Windell Blount, of Jackson, Mississippi, is grateful for his knowledge of the law. He feels that if he had not been a certified police officer studying prelaw, he may not have recognized some questionable moves by the Department of Human Services. And a result, he may have paid money he did not owe.
After his divorce in 2009, Windell made child support payments of $490 per month from his Social Security Disability benefits. The benefits eventually ended. In April of 2010, he was declared to not be in contempt of court for owing child support and a hearing was scheduled for July to determine a new payment amount. Due to circumstances with his wife’s attorney, the issue was never resolved. This was the beginning of the nightmare for Windell.
Over a year and a half later, the threatening letters started. Over the subsequent months, he received numerous letters claiming that he owed varying amounts in child support. They threatened to suspend his license and alert credit agencies if payments were not made. But Windell states that no new court order had been issued. He made countless phone calls and wrote copious letters to resolve the matter, but it was to no avail. He finally contacted the FBI in April 2012. After investigating the matter, the DHS underwent a restructuring a few months later in October.

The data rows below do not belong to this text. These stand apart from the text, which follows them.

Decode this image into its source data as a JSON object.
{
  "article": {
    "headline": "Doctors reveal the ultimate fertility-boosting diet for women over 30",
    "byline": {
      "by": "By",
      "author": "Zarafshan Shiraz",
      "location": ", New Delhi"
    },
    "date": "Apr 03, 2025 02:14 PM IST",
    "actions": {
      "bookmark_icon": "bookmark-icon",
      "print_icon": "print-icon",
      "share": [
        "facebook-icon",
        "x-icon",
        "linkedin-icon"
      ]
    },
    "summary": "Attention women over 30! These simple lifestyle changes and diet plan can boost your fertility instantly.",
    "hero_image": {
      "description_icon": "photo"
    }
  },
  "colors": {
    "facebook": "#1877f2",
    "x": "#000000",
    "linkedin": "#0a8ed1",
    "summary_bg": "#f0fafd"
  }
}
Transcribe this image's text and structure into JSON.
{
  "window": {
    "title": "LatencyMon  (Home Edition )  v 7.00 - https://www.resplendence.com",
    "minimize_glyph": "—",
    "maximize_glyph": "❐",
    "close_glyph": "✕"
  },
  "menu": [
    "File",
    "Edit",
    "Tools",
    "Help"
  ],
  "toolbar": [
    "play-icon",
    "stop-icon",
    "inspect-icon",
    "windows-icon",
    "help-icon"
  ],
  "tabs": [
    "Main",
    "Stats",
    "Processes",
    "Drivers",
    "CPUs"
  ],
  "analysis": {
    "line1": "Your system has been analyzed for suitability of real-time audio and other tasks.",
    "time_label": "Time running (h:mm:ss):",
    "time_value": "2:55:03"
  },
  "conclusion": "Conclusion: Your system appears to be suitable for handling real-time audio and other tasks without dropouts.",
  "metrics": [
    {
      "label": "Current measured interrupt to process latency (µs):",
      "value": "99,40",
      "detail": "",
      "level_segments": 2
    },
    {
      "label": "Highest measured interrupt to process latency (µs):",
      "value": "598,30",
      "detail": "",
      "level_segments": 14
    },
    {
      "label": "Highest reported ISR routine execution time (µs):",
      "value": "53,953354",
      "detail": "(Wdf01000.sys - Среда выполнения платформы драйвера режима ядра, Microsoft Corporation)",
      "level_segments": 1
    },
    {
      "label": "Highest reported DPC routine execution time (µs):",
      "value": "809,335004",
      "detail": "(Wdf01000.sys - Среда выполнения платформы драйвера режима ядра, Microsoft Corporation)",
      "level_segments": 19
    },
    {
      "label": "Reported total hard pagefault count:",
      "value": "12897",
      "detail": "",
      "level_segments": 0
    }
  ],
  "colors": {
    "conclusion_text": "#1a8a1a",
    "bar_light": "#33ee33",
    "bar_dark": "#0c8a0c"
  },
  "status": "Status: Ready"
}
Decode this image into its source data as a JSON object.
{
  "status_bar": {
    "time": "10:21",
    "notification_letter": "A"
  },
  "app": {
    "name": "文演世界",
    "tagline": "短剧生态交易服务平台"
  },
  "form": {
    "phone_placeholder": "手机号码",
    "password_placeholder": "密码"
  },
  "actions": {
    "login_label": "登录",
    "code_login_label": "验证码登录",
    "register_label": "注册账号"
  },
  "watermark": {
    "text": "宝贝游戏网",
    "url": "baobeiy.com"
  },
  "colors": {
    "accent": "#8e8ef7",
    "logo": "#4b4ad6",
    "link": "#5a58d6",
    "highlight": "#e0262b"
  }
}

The DHS defended this matter with the fact that the organization is overworked and understaffed. Regardless of the reason, Windell just wants to alert people to what he went through. He doesn’t want those who might not be aware of their rights to fall victim to what he sees as deception by the state.